Goddard, a 21-year-old senior at the time, suffered a total of four gunshot wounds while in his French class in Virginia Tech's Norris Hall.
Today, Goddard is pursuing an MBA at the University of Maryland and is an advocate to stop gun violence. He received a fellowship from the Everytown for Gun Safety organization and volunteered at the Brady Campaign to Prevent Gun Violence, where he met his wife. He continues to lobby for laws enforcing background checks on people purchasing fire arms.
As an advocate against gun violence, Goddard expressed his frustration on the devastation in Vegas.
"This happens and it pings on our collective radar, we all pay attention and we want to know what we could've done to stop it," Goddard said. "The better question is, 'What can we do to stop more shootings in the future? What do data professionals say? What do mental health professionals say? What does law enforcement say?'
"It's so frustrating because why are you shocked?" he continued. "We haven't done anything to change it. You struggle with the anger of that but you have to hope that there's a way out of this madness and elected officials will actually do their jobs and these horrible experiences will become a thing of a dark, American past. Until then, this is our reality, and this happens everyday."
Like Wolf, Goddard said things like loud noises affect him as a result of the shooting at Virginia Tech.
"I also think about where I would go, what I would do [in another attack], that's natural," he added. "I can't watch violent movies the same way anymore, it just gets to me. I understand why these things are different now and it takes some getting used to."
Goddard said group therapy with his fellow classmates helped him recover.
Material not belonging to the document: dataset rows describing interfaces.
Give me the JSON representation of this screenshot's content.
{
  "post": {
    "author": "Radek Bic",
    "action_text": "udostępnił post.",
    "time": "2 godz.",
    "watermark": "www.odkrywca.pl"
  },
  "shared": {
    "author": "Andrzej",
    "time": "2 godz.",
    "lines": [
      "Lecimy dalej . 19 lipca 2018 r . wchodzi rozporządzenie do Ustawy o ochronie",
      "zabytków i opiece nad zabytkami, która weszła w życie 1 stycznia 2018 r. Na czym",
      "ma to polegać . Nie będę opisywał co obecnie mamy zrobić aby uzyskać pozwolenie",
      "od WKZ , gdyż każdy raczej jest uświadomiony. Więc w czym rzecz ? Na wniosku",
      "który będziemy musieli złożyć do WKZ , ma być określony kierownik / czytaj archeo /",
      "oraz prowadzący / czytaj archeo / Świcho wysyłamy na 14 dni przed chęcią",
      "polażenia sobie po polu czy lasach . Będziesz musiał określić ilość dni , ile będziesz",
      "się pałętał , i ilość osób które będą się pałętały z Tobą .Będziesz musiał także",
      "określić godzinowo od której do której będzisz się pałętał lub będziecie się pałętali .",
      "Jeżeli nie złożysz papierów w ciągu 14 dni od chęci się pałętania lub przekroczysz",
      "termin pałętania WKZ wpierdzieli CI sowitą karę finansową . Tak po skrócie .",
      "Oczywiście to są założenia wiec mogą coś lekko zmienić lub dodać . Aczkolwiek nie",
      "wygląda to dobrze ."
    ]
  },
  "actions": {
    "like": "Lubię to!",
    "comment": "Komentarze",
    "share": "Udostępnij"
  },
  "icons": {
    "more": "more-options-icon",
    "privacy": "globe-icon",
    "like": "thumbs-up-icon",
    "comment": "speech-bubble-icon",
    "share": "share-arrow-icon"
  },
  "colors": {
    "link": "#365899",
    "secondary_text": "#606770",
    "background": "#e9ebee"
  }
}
He encourages Vegas survivors to seek similar support.
"Tell your story, get this off your chest," Goddard said. "Vocalize it. It helps you understand. It helps you deal with it."
Goddard said that getting involved in preventing gun violence also helped move him into a happy, productive life.
"The advocate in me is [saying] to kick out the bums in Congress who are not doing anything and replace them with people who will. We don't need to replace 100 people. We need to replace 15 people and we got it."
Jane Dougherty is the sister of Mary Sherlach, who was killed on Dec. 14, 2012, when 20-year-old Adam Lanza broke into Sandy Hook elementary school in Newtown, Connecticut, and opened fire, killing 20 students and six staff members. Sherlach, 56, was the school's psychologist and an 18-year employee.
"We called her 'little mother' growing up," Dougherty said of her sister. "She was the one who asked to babysit us and keep us in line. She was very bright and had a lot of compassion for her children. She dedicated her life to that school and those children."
Dougherty, 58, a resident of Littleton, Colorado, is now a survivor fellow for Everytown for Gun Safety. She said the shooting in Las Vegas has brought back painful memories.
"I saw a message on my phone--mass shooting, and your heart pounds," Dougherty said. "You're in panic mode. You know immediately there's going to be fatalities and I turn the television on. That becomes my whole day. I'm consumed by it."
She continued, "It has overwhelmed our nation to the point that people are numb or they don't think anything can be done and that's unacceptable."
Dougherty said the survivors of the Las Vegas shooting and the victims' families will experience "a very long haul" on the road to recovery.
"It probably took me a year-and-a-half to be able to not have it always present in my head," she said. "Their lives are altered and they will have an empty chair at their table forever. I have so much compassion and my heart is broken for them."
Dougherty did not receive counseling following her sister's death, but did find healing in her involvement with the advocacy group, she said.
"That became my therapy," Dougherty added. "I did that, I took action. That might be something some of these families [in Vegas] will eventually be able to do. These people are dealing with funerals and financial issues and jobs and children and like I said, it's a long walk. But maybe that's something they can do to honor their loved one and that's how I honor Mary."